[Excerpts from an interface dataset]
┌──

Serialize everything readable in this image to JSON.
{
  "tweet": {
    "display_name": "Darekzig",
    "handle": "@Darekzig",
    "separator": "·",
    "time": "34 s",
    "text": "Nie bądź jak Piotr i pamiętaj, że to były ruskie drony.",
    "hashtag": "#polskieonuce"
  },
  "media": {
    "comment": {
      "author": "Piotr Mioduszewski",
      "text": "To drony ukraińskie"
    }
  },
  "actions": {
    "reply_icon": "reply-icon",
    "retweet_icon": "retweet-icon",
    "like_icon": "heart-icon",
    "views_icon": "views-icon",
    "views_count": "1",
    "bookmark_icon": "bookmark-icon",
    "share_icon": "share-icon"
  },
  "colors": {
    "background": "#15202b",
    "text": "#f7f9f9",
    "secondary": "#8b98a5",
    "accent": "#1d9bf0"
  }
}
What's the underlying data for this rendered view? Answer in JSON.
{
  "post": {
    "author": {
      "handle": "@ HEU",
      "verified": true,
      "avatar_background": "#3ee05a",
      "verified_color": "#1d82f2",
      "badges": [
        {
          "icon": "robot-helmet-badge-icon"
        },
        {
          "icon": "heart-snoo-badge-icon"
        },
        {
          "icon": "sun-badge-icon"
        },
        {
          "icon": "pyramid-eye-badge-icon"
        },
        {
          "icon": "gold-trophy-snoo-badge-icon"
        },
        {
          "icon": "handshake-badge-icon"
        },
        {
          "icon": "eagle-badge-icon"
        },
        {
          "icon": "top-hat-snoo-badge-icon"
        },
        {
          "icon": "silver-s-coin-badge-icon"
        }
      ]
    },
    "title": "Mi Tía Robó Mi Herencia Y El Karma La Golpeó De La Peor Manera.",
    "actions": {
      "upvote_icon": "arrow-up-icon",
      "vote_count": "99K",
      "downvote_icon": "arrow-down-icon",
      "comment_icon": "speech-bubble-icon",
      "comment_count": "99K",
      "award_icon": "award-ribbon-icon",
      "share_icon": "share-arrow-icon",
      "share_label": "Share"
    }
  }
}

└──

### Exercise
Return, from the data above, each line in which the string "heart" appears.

### Response
    "like_icon": "heart-icon",
          "icon": "heart-snoo-badge-icon"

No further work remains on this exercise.